more or less help, and that help can best take the form of placing them, as we have expressed it, fairly opposite successive objects of study, and leading them to ask, one by one, the questions necessary to draw out all the information obtainable in regard to these. The educator who makes all education practical—that is to say, who keeps the idea of rational purpose ever in the foreground—will certainly accomplish better results, in the way of developing thought, than one who teaches with only an occasional reference to purpose. We can not say more on this subject at present; but, as it is one of great importance, and seems to be of special interest to not a few of our readers, we may attempt further elucidations at a future day.

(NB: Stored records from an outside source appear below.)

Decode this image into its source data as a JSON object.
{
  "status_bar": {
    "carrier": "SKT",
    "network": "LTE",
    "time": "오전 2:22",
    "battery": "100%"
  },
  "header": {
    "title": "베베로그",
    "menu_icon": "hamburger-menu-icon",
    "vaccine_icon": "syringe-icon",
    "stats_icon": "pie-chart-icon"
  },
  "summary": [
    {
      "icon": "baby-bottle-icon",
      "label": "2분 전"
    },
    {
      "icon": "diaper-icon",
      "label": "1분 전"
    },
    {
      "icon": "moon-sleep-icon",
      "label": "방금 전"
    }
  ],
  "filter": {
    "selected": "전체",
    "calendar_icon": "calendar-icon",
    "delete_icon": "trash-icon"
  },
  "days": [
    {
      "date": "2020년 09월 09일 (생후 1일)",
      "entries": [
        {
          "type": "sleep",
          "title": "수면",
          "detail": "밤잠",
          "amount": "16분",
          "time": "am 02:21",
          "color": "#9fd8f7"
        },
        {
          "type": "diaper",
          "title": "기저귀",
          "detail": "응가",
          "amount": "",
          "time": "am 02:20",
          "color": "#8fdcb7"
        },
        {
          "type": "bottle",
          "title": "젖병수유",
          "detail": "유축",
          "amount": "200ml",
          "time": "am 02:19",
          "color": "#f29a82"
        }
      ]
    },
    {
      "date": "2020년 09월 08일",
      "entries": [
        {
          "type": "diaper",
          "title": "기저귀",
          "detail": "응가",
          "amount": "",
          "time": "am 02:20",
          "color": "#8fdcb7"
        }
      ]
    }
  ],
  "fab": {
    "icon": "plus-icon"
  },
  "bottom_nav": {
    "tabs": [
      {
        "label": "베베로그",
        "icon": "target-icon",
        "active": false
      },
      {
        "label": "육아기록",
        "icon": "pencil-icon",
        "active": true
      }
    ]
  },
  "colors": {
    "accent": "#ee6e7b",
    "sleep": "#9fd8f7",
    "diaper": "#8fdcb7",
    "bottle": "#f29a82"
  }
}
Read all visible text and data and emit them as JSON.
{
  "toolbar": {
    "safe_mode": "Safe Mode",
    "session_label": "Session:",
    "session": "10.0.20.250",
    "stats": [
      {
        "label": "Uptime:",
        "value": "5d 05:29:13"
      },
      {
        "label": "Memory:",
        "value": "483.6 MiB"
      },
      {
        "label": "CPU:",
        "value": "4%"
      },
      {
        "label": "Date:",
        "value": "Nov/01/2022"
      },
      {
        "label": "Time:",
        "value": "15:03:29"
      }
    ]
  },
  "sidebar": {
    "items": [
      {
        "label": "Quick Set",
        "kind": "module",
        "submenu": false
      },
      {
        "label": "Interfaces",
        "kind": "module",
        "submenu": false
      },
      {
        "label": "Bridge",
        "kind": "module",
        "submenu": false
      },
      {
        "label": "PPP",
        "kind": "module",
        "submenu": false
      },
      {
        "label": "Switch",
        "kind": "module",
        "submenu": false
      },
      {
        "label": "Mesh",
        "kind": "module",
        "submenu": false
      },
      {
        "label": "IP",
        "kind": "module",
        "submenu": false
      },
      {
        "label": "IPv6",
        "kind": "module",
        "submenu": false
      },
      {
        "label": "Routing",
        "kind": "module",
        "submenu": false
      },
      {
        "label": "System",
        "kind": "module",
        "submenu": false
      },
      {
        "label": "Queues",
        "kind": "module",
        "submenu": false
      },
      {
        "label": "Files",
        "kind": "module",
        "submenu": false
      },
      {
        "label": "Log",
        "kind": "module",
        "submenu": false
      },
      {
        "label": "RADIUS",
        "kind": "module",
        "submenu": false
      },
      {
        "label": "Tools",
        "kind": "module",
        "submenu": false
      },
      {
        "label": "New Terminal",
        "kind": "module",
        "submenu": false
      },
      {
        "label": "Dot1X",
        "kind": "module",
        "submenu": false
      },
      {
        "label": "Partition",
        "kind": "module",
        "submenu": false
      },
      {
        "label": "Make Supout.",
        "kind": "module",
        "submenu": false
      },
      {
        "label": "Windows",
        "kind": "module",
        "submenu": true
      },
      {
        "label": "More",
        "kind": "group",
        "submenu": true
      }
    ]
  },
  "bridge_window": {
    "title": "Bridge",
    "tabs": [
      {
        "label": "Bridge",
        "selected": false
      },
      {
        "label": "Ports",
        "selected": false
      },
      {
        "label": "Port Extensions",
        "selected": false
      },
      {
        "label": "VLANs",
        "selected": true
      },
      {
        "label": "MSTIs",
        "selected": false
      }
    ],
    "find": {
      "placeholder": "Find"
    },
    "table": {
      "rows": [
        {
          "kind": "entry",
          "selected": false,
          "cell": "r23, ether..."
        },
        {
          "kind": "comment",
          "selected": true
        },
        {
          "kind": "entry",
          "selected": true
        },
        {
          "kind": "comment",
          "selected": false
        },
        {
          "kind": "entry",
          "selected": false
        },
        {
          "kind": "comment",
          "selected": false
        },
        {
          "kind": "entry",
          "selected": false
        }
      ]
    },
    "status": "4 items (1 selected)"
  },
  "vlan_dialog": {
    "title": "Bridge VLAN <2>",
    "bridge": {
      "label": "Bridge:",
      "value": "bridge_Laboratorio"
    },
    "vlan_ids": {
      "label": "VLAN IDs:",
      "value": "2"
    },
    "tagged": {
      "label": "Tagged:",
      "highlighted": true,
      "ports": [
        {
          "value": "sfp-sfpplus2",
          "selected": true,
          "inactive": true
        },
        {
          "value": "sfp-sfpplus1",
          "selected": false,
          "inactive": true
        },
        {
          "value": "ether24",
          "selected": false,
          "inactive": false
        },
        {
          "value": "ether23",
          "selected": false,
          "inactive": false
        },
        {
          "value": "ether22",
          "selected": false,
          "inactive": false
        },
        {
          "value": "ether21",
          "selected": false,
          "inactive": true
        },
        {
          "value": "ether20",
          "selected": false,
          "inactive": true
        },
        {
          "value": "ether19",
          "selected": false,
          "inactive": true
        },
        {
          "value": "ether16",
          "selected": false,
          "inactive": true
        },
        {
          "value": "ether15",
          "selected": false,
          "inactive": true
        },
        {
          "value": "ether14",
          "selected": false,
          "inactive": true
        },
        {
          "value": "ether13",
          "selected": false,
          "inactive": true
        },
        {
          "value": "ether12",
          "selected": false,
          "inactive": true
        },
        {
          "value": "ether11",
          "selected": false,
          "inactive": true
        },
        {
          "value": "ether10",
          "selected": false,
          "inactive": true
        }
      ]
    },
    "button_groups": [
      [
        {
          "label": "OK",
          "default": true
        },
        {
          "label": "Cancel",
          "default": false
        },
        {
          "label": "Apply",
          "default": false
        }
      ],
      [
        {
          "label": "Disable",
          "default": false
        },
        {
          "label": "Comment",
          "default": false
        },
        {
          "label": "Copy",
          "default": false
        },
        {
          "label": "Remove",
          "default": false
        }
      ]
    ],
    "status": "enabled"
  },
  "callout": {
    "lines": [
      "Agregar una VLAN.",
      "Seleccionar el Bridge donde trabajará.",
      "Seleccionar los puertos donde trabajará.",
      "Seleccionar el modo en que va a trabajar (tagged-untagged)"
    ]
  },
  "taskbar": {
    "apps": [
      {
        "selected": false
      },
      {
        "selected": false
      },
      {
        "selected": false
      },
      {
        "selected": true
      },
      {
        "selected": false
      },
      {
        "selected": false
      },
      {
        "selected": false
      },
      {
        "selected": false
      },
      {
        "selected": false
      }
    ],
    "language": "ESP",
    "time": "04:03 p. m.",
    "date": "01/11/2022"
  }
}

The death of ex-President Barnard, of Columbia College, has removed from among us one of the most successful and far-sighted of American teachers. Dr. Barnard was a leader in advancing educational movements; among the foremost in steps to enlarge the scope and improve the methods of academic instruction. His early training and associations might have been expected to make him a conservative; but they did not, While prizing and keeping what was good in the old theories and forms, he was a pioneer in the movement that has liberalized the courses of university studies and given them greater flexibility and adaptation. During the very years previous to 1860, when he was closely associated with institutions which seem to have been crystallized in the formality of the ancient traditions, and with men wedded to them, he was maturing those views which, foreshadowed in his papers and reports on "College Government," "Collegiate Education," "Art Culture," "The Improvements practicable in American Colleges," "The Relations of University Education to Common Schools," and "University Education," he carried out in the latter part of his career.

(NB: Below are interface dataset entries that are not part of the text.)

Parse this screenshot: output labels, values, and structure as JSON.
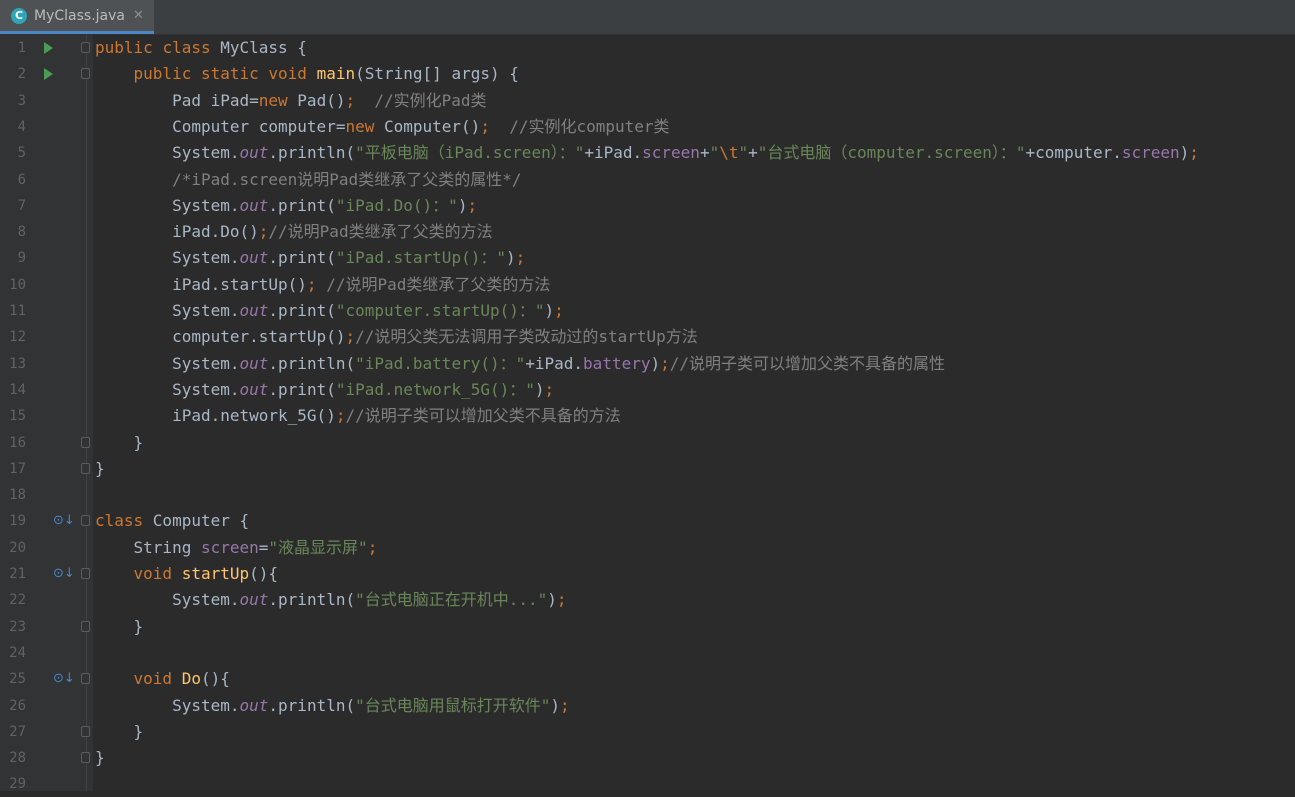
{
  "tab": {
    "title": "MyClass.java",
    "icon": "class-icon"
  },
  "lines": [
    {
      "n": "1",
      "gutter": "run",
      "fold": true,
      "tokens": [
        [
          "kw",
          "public "
        ],
        [
          "kw",
          "class "
        ],
        [
          "cls",
          "MyClass "
        ],
        [
          "cls",
          "{"
        ]
      ]
    },
    {
      "n": "2",
      "gutter": "run",
      "fold": true,
      "tokens": [
        [
          "cls",
          "    "
        ],
        [
          "kw",
          "public "
        ],
        [
          "kw",
          "static "
        ],
        [
          "kw",
          "void "
        ],
        [
          "fn",
          "main"
        ],
        [
          "cls",
          "(String[] args) {"
        ]
      ]
    },
    {
      "n": "3",
      "gutter": "",
      "fold": false,
      "tokens": [
        [
          "cls",
          "        Pad iPad="
        ],
        [
          "kw",
          "new "
        ],
        [
          "cls",
          "Pad()"
        ],
        [
          "punct",
          ";"
        ],
        [
          "cls",
          "  "
        ],
        [
          "cmt",
          "//实例化Pad类"
        ]
      ]
    },
    {
      "n": "4",
      "gutter": "",
      "fold": false,
      "tokens": [
        [
          "cls",
          "        Computer computer="
        ],
        [
          "kw",
          "new "
        ],
        [
          "cls",
          "Computer()"
        ],
        [
          "punct",
          ";"
        ],
        [
          "cls",
          "  "
        ],
        [
          "cmt",
          "//实例化computer类"
        ]
      ]
    },
    {
      "n": "5",
      "gutter": "",
      "fold": false,
      "tokens": [
        [
          "cls",
          "        System."
        ],
        [
          "st",
          "out"
        ],
        [
          "cls",
          ".println("
        ],
        [
          "str",
          "\"平板电脑（iPad.screen）：\""
        ],
        [
          "cls",
          "+iPad."
        ],
        [
          "fld",
          "screen"
        ],
        [
          "cls",
          "+"
        ],
        [
          "str",
          "\""
        ],
        [
          "esc",
          "\\t"
        ],
        [
          "str",
          "\""
        ],
        [
          "cls",
          "+"
        ],
        [
          "str",
          "\"台式电脑（computer.screen）：\""
        ],
        [
          "cls",
          "+computer."
        ],
        [
          "fld",
          "screen"
        ],
        [
          "cls",
          ")"
        ],
        [
          "punct",
          ";"
        ]
      ]
    },
    {
      "n": "6",
      "gutter": "",
      "fold": false,
      "tokens": [
        [
          "cls",
          "        "
        ],
        [
          "cmt",
          "/*iPad.screen说明Pad类继承了父类的属性*/"
        ]
      ]
    },
    {
      "n": "7",
      "gutter": "",
      "fold": false,
      "tokens": [
        [
          "cls",
          "        System."
        ],
        [
          "st",
          "out"
        ],
        [
          "cls",
          ".print("
        ],
        [
          "str",
          "\"iPad.Do()：\""
        ],
        [
          "cls",
          ")"
        ],
        [
          "punct",
          ";"
        ]
      ]
    },
    {
      "n": "8",
      "gutter": "",
      "fold": false,
      "tokens": [
        [
          "cls",
          "        iPad.Do()"
        ],
        [
          "punct",
          ";"
        ],
        [
          "cmt",
          "//说明Pad类继承了父类的方法"
        ]
      ]
    },
    {
      "n": "9",
      "gutter": "",
      "fold": false,
      "tokens": [
        [
          "cls",
          "        System."
        ],
        [
          "st",
          "out"
        ],
        [
          "cls",
          ".print("
        ],
        [
          "str",
          "\"iPad.startUp()：\""
        ],
        [
          "cls",
          ")"
        ],
        [
          "punct",
          ";"
        ]
      ]
    },
    {
      "n": "10",
      "gutter": "",
      "fold": false,
      "tokens": [
        [
          "cls",
          "        iPad.startUp()"
        ],
        [
          "punct",
          ";"
        ],
        [
          "cls",
          " "
        ],
        [
          "cmt",
          "//说明Pad类继承了父类的方法"
        ]
      ]
    },
    {
      "n": "11",
      "gutter": "",
      "fold": false,
      "tokens": [
        [
          "cls",
          "        System."
        ],
        [
          "st",
          "out"
        ],
        [
          "cls",
          ".print("
        ],
        [
          "str",
          "\"computer.startUp()：\""
        ],
        [
          "cls",
          ")"
        ],
        [
          "punct",
          ";"
        ]
      ]
    },
    {
      "n": "12",
      "gutter": "",
      "fold": false,
      "tokens": [
        [
          "cls",
          "        computer.startUp()"
        ],
        [
          "punct",
          ";"
        ],
        [
          "cmt",
          "//说明父类无法调用子类改动过的startUp方法"
        ]
      ]
    },
    {
      "n": "13",
      "gutter": "",
      "fold": false,
      "tokens": [
        [
          "cls",
          "        System."
        ],
        [
          "st",
          "out"
        ],
        [
          "cls",
          ".println("
        ],
        [
          "str",
          "\"iPad.battery()：\""
        ],
        [
          "cls",
          "+iPad."
        ],
        [
          "fld",
          "battery"
        ],
        [
          "cls",
          ")"
        ],
        [
          "punct",
          ";"
        ],
        [
          "cmt",
          "//说明子类可以增加父类不具备的属性"
        ]
      ]
    },
    {
      "n": "14",
      "gutter": "",
      "fold": false,
      "tokens": [
        [
          "cls",
          "        System."
        ],
        [
          "st",
          "out"
        ],
        [
          "cls",
          ".print("
        ],
        [
          "str",
          "\"iPad.network_5G()：\""
        ],
        [
          "cls",
          ")"
        ],
        [
          "punct",
          ";"
        ]
      ]
    },
    {
      "n": "15",
      "gutter": "",
      "fold": false,
      "tokens": [
        [
          "cls",
          "        iPad.network_5G()"
        ],
        [
          "punct",
          ";"
        ],
        [
          "cmt",
          "//说明子类可以增加父类不具备的方法"
        ]
      ]
    },
    {
      "n": "16",
      "gutter": "",
      "fold": true,
      "tokens": [
        [
          "cls",
          "    }"
        ]
      ]
    },
    {
      "n": "17",
      "gutter": "",
      "fold": true,
      "tokens": [
        [
          "cls",
          "}"
        ]
      ]
    },
    {
      "n": "18",
      "gutter": "",
      "fold": false,
      "tokens": []
    },
    {
      "n": "19",
      "gutter": "override",
      "fold": true,
      "tokens": [
        [
          "kw",
          "class "
        ],
        [
          "cls",
          "Computer {"
        ]
      ]
    },
    {
      "n": "20",
      "gutter": "",
      "fold": false,
      "tokens": [
        [
          "cls",
          "    String "
        ],
        [
          "fld",
          "screen"
        ],
        [
          "cls",
          "="
        ],
        [
          "str",
          "\"液晶显示屏\""
        ],
        [
          "punct",
          ";"
        ]
      ]
    },
    {
      "n": "21",
      "gutter": "override",
      "fold": true,
      "tokens": [
        [
          "cls",
          "    "
        ],
        [
          "kw",
          "void "
        ],
        [
          "fn",
          "startUp"
        ],
        [
          "cls",
          "(){"
        ]
      ]
    },
    {
      "n": "22",
      "gutter": "",
      "fold": false,
      "tokens": [
        [
          "cls",
          "        System."
        ],
        [
          "st",
          "out"
        ],
        [
          "cls",
          ".println("
        ],
        [
          "str",
          "\"台式电脑正在开机中...\""
        ],
        [
          "cls",
          ")"
        ],
        [
          "punct",
          ";"
        ]
      ]
    },
    {
      "n": "23",
      "gutter": "",
      "fold": true,
      "tokens": [
        [
          "cls",
          "    }"
        ]
      ]
    },
    {
      "n": "24",
      "gutter": "",
      "fold": false,
      "tokens": []
    },
    {
      "n": "25",
      "gutter": "override",
      "fold": true,
      "tokens": [
        [
          "cls",
          "    "
        ],
        [
          "kw",
          "void "
        ],
        [
          "fn",
          "Do"
        ],
        [
          "cls",
          "(){"
        ]
      ]
    },
    {
      "n": "26",
      "gutter": "",
      "fold": false,
      "tokens": [
        [
          "cls",
          "        System."
        ],
        [
          "st",
          "out"
        ],
        [
          "cls",
          ".println("
        ],
        [
          "str",
          "\"台式电脑用鼠标打开软件\""
        ],
        [
          "cls",
          ")"
        ],
        [
          "punct",
          ";"
        ]
      ]
    },
    {
      "n": "27",
      "gutter": "",
      "fold": true,
      "tokens": [
        [
          "cls",
          "    }"
        ]
      ]
    },
    {
      "n": "28",
      "gutter": "",
      "fold": true,
      "tokens": [
        [
          "cls",
          "}"
        ]
      ]
    },
    {
      "n": "29",
      "gutter": "",
      "fold": false,
      "tokens": []
    }
  ],
  "colors": {
    "background": "#2b2b2b",
    "gutter": "#313335",
    "keyword": "#cc7832",
    "string": "#6a8759",
    "comment": "#808080",
    "method": "#ffc66d",
    "field": "#9876aa"
  }
}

Notwithstanding its advantages of age and endowment, Columbia College, when Dr. Barnard was called to its presidency in 1865, was not occupying a conspicuous position. His accession to the presidency was nearly coincident with the removal of the college to its present location and the establishment of the School of Mines. These were fortunate events which contributed their share to the growth of the college. But the prosperity of the School of Mines itself, which has become one of the foremost American scientific schools, is largely accredited to his executive ability, conjoined with the fidelity of the Board of Instructors who were happily associated with him. While always urging the giving of increased prominence to scientific studies, he did not lose sight of the value of the other departments. He rather sought and secured a symmetrical development all around; so that, as one of the most temperate summaries that we have noticed of the result of his work records, "under his administration Columbia has made steady progress, until he was able in his last years to foresee a future in which the institution shall grow into the dignity of a university worthy of the metropolis." During the last year of his active service Columbia is said to have had the highest enrollment of any college in the country.

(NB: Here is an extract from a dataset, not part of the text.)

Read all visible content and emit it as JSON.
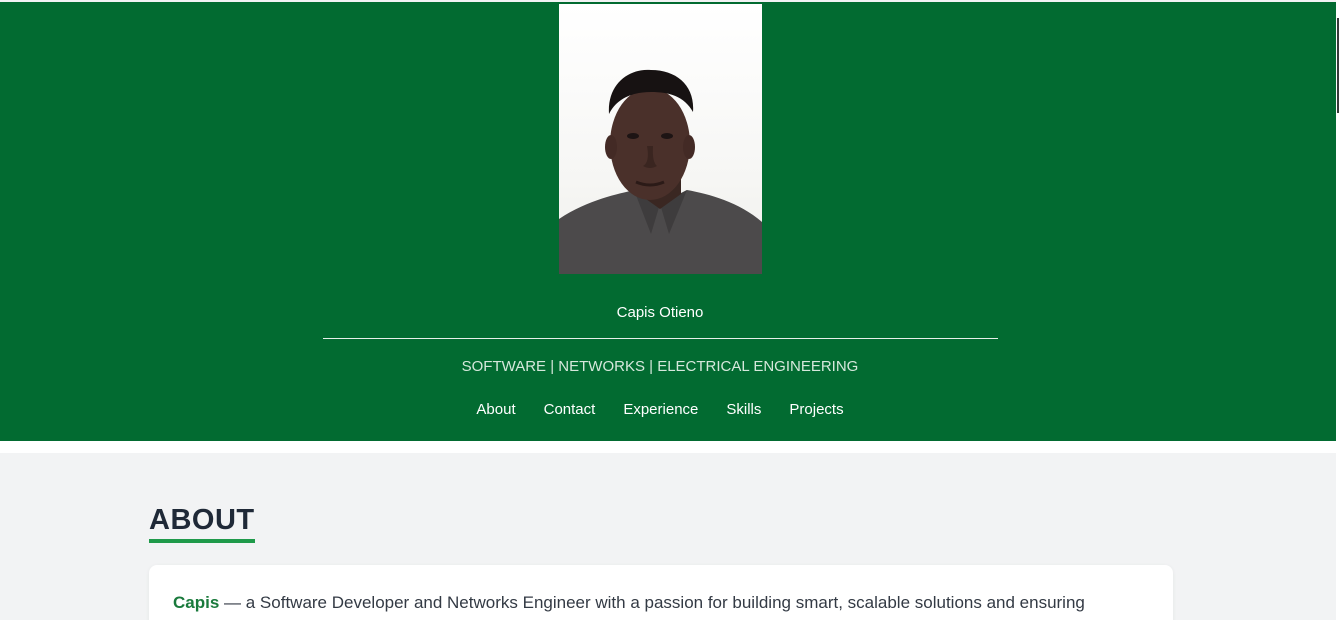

President Barnard was successful because he was an original and independent thinker and a prompt executor; because he was quick to discern what was good and ready to accept it. He was neither too strongly attached to the old and established, nor so radical as to grasp at visions and try to force changes. Regarding education as something that must grow and be developed, he looked constantly forward, judged everything by its merits, and seized and made the best of whatever he found that was good.